#### Task requirements:
Write all of the entries out again exactly.

(Extracted records)
=== Begin Enclosure ===

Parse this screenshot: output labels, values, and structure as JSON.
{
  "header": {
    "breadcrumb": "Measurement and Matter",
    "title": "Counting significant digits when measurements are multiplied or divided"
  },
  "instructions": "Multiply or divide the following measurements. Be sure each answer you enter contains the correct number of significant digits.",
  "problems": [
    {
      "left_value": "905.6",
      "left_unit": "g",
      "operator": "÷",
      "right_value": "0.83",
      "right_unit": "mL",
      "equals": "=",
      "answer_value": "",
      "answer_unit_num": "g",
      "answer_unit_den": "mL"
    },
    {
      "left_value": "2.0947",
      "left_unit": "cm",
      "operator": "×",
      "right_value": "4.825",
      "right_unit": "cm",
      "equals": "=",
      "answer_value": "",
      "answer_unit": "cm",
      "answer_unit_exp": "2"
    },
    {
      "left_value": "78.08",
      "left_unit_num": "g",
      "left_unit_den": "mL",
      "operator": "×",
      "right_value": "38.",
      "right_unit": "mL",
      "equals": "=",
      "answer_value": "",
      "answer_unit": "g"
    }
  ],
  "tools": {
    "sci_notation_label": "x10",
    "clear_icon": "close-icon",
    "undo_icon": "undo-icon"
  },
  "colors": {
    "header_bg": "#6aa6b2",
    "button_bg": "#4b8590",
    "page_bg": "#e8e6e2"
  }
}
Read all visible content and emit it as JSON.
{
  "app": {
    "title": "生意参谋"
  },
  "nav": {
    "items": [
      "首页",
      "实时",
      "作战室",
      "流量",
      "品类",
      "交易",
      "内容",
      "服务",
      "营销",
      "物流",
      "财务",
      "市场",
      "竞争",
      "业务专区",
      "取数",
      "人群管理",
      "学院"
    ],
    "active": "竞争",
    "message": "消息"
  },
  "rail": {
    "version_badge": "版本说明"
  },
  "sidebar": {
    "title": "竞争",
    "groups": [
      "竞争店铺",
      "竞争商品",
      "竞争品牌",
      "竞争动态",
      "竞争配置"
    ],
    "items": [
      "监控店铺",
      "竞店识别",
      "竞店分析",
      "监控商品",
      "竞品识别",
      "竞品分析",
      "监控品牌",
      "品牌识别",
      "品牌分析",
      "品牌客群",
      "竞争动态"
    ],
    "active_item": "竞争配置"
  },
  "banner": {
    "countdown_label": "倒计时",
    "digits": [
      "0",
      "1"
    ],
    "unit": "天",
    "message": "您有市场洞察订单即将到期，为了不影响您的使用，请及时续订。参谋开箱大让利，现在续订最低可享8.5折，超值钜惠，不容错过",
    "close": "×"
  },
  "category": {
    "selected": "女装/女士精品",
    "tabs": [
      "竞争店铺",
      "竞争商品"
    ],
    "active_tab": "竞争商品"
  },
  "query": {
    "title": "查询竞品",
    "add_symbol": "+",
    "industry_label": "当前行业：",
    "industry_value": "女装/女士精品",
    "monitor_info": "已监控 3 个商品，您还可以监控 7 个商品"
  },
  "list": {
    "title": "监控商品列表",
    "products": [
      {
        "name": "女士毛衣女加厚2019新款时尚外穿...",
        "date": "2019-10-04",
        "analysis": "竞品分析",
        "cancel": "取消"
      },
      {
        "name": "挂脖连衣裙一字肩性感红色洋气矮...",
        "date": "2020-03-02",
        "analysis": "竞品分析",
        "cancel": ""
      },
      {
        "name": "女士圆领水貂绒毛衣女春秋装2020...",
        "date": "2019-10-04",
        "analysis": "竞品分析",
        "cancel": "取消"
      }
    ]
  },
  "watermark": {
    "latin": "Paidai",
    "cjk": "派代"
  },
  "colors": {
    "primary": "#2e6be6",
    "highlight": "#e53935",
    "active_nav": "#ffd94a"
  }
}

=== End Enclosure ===

#### Exercise response:
Parse this screenshot: output labels, values, and structure as JSON.
{
  "header": {
    "breadcrumb": "Measurement and Matter",
    "title": "Counting significant digits when measurements are multiplied or divided"
  },
  "instructions": "Multiply or divide the following measurements. Be sure each answer you enter contains the correct number of significant digits.",
  "problems": [
    {
      "left_value": "905.6",
      "left_unit": "g",
      "operator": "÷",
      "right_value": "0.83",
      "right_unit": "mL",
      "equals": "=",
      "answer_value": "",
      "answer_unit_num": "g",
      "answer_unit_den": "mL"
    },
    {
      "left_value": "2.0947",
      "left_unit": "cm",
      "operator": "×",
      "right_value": "4.825",
      "right_unit": "cm",
      "equals": "=",
      "answer_value": "",
      "answer_unit": "cm",
      "answer_unit_exp": "2"
    },
    {
      "left_value": "78.08",
      "left_unit_num": "g",
      "left_unit_den": "mL",
      "operator": "×",
      "right_value": "38.",
      "right_unit": "mL",
      "equals": "=",
      "answer_value": "",
      "answer_unit": "g"
    }
  ],
  "tools": {
    "sci_notation_label": "x10",
    "clear_icon": "close-icon",
    "undo_icon": "undo-icon"
  },
  "colors": {
    "header_bg": "#6aa6b2",
    "button_bg": "#4b8590",
    "page_bg": "#e8e6e2"
  }
}
Read all visible content and emit it as JSON.
{
  "app": {
    "title": "生意参谋"
  },
  "nav": {
    "items": [
      "首页",
      "实时",
      "作战室",
      "流量",
      "品类",
      "交易",
      "内容",
      "服务",
      "营销",
      "物流",
      "财务",
      "市场",
      "竞争",
      "业务专区",
      "取数",
      "人群管理",
      "学院"
    ],
    "active": "竞争",
    "message": "消息"
  },
  "rail": {
    "version_badge": "版本说明"
  },
  "sidebar": {
    "title": "竞争",
    "groups": [
      "竞争店铺",
      "竞争商品",
      "竞争品牌",
      "竞争动态",
      "竞争配置"
    ],
    "items": [
      "监控店铺",
      "竞店识别",
      "竞店分析",
      "监控商品",
      "竞品识别",
      "竞品分析",
      "监控品牌",
      "品牌识别",
      "品牌分析",
      "品牌客群",
      "竞争动态"
    ],
    "active_item": "竞争配置"
  },
  "banner": {
    "countdown_label": "倒计时",
    "digits": [
      "0",
      "1"
    ],
    "unit": "天",
    "message": "您有市场洞察订单即将到期，为了不影响您的使用，请及时续订。参谋开箱大让利，现在续订最低可享8.5折，超值钜惠，不容错过",
    "close": "×"
  },
  "category": {
    "selected": "女装/女士精品",
    "tabs": [
      "竞争店铺",
      "竞争商品"
    ],
    "active_tab": "竞争商品"
  },
  "query": {
    "title": "查询竞品",
    "add_symbol": "+",
    "industry_label": "当前行业：",
    "industry_value": "女装/女士精品",
    "monitor_info": "已监控 3 个商品，您还可以监控 7 个商品"
  },
  "list": {
    "title": "监控商品列表",
    "products": [
      {
        "name": "女士毛衣女加厚2019新款时尚外穿...",
        "date": "2019-10-04",
        "analysis": "竞品分析",
        "cancel": "取消"
      },
      {
        "name": "挂脖连衣裙一字肩性感红色洋气矮...",
        "date": "2020-03-02",
        "analysis": "竞品分析",
        "cancel": ""
      },
      {
        "name": "女士圆领水貂绒毛衣女春秋装2020...",
        "date": "2019-10-04",
        "analysis": "竞品分析",
        "cancel": "取消"
      }
    ]
  },
  "watermark": {
    "latin": "Paidai",
    "cjk": "派代"
  },
  "colors": {
    "primary": "#2e6be6",
    "highlight": "#e53935",
    "active_nav": "#ffd94a"
  }
}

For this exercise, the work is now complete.